> _Exercise brief_:
Whenever the word "Session" shows up in a line of the data, copy that line.

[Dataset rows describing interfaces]
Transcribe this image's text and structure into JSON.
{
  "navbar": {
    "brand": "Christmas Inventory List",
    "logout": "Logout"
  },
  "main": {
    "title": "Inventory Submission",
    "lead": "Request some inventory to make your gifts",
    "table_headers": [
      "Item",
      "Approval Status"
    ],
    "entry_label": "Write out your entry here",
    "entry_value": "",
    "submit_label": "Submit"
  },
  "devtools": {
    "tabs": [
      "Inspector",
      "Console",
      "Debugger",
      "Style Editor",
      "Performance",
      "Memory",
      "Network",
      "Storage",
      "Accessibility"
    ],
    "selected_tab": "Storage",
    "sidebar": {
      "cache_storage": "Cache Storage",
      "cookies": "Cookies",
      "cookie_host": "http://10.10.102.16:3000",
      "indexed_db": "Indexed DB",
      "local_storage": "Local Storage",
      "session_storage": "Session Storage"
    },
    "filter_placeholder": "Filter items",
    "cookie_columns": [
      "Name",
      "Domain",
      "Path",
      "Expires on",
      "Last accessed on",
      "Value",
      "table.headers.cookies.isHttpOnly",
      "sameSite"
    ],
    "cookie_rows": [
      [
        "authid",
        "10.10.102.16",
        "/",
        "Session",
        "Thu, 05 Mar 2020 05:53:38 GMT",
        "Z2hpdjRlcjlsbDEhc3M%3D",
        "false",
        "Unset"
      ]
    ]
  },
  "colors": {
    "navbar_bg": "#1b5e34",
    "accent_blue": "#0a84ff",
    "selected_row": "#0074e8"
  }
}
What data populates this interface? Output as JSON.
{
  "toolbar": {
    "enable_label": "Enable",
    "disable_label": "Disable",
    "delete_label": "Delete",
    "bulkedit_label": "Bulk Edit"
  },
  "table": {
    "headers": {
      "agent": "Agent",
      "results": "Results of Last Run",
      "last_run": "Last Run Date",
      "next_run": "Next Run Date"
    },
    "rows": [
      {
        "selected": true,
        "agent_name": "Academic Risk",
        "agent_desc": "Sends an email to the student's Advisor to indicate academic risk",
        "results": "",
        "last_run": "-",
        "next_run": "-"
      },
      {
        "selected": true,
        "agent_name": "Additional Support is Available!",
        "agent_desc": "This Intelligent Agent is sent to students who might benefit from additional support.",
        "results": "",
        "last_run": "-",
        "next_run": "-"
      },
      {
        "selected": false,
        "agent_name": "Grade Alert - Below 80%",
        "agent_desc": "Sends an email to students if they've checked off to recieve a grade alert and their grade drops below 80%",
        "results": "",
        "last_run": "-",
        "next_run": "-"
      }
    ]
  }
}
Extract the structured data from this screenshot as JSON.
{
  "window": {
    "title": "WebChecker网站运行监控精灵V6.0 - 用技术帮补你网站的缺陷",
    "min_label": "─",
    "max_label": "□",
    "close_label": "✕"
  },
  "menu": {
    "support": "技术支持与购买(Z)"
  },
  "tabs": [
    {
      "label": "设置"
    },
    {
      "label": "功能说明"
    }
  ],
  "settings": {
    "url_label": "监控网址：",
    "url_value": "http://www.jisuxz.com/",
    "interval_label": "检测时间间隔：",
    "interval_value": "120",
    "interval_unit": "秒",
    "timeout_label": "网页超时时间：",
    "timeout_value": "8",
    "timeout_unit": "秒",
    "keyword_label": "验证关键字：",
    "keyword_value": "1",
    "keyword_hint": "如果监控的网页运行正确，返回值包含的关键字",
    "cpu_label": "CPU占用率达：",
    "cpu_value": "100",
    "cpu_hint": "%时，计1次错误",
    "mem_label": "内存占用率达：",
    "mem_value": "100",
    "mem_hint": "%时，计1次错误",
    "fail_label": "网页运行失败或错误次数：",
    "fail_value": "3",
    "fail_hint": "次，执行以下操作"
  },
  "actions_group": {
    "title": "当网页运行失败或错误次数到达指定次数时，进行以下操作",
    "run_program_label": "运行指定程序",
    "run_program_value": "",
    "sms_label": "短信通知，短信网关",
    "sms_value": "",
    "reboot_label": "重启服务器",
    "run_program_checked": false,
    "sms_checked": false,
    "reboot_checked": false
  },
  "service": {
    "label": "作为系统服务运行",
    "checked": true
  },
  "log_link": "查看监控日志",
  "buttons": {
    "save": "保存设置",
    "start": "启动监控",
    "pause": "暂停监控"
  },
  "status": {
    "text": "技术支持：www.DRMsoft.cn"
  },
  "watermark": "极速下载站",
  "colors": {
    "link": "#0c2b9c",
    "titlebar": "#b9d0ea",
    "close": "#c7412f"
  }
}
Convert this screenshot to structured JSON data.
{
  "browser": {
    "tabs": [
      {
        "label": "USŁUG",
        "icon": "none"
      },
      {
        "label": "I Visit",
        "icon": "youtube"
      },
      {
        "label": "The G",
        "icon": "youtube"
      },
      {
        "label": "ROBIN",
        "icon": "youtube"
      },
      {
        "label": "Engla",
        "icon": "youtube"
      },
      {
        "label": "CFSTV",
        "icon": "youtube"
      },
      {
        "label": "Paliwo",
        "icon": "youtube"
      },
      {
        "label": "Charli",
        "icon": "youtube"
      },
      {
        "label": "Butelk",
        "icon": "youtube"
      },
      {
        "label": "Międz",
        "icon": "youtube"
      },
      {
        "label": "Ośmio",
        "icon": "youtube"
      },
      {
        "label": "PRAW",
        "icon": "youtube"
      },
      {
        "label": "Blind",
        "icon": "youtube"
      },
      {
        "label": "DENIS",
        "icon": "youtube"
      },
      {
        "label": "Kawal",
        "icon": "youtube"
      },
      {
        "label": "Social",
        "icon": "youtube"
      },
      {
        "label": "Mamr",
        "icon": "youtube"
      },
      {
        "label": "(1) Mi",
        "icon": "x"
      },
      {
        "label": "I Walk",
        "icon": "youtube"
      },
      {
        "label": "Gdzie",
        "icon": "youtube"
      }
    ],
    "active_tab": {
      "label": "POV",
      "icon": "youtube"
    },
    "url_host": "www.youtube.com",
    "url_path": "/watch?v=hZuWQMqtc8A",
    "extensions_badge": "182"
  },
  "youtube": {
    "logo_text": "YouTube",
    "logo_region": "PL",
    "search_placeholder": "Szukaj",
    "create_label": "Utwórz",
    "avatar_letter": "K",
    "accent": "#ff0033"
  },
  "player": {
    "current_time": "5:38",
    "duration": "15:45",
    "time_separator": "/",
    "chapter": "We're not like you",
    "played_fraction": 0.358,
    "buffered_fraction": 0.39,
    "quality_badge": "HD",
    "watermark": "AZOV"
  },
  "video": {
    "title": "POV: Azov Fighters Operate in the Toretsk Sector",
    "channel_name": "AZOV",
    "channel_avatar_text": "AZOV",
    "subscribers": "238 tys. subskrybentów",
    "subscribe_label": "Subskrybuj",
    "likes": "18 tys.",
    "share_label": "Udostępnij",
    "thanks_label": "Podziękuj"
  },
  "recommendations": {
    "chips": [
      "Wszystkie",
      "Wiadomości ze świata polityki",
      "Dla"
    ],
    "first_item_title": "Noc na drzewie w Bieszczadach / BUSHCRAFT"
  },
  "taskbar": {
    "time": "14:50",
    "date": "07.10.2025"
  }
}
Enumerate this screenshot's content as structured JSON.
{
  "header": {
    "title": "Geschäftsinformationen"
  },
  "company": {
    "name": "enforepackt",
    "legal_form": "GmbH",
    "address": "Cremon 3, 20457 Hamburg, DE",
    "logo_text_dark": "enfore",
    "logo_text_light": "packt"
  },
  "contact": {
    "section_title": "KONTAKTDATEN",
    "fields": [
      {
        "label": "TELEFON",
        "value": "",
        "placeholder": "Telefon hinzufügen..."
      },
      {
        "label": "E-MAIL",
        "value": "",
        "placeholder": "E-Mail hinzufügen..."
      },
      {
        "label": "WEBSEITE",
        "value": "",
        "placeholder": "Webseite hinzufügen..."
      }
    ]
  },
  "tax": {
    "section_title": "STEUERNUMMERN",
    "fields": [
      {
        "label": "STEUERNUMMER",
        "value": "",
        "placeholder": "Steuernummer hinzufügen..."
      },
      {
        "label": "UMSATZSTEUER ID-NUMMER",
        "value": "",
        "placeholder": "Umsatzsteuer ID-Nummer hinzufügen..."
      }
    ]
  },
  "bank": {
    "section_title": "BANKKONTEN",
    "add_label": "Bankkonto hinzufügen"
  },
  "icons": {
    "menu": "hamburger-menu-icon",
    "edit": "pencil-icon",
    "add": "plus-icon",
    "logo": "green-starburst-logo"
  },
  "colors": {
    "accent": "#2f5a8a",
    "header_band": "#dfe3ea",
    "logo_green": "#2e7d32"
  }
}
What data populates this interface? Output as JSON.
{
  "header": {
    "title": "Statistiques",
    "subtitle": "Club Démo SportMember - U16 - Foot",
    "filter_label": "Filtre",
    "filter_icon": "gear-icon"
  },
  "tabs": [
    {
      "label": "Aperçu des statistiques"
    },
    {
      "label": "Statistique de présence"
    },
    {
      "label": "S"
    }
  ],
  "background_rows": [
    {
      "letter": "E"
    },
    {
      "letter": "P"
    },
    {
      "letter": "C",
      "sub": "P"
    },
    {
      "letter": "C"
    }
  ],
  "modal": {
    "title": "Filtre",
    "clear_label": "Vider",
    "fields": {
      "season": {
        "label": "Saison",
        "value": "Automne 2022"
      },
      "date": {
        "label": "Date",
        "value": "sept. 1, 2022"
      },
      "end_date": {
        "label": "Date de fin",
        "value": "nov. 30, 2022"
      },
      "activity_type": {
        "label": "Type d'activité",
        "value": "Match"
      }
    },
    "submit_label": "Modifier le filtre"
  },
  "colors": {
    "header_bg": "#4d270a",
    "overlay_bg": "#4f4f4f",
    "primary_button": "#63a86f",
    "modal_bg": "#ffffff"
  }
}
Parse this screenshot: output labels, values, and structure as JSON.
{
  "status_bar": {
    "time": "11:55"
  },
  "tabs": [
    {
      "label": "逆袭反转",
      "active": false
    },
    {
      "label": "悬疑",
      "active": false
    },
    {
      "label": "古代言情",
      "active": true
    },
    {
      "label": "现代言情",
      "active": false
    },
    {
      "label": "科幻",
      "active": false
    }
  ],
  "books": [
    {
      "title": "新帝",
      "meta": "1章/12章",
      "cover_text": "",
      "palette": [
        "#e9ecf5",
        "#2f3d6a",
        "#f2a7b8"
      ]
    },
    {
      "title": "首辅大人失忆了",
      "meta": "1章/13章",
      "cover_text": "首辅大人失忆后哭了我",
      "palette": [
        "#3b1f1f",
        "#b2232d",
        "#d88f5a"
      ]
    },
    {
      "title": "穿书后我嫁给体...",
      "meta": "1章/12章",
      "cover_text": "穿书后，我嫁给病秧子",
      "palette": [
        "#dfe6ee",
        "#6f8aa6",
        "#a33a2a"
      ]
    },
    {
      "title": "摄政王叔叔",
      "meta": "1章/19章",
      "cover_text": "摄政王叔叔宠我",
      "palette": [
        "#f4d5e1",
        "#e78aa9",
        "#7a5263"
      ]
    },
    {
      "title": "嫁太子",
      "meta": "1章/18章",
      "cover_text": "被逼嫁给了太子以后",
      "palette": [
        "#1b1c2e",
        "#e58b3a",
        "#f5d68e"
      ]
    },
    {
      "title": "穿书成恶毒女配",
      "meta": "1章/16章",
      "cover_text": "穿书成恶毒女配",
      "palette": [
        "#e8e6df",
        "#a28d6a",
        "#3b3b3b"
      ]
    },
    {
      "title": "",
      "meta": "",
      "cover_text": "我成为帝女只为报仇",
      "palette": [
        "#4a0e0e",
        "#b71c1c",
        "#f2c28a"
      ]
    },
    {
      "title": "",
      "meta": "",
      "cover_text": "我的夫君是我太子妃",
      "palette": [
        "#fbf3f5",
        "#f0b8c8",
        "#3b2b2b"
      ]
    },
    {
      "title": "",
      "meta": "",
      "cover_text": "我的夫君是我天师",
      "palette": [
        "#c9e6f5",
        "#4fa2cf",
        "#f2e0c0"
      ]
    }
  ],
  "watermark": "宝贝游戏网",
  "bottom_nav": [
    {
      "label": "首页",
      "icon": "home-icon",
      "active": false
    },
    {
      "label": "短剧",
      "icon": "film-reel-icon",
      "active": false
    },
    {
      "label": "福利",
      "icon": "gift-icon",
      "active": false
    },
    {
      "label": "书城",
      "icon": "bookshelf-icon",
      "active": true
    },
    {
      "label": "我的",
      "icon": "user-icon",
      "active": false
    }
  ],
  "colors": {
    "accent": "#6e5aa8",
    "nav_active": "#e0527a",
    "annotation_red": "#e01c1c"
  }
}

> _Answer to this problem_:
      "session_storage": "Session Storage"
        "Session",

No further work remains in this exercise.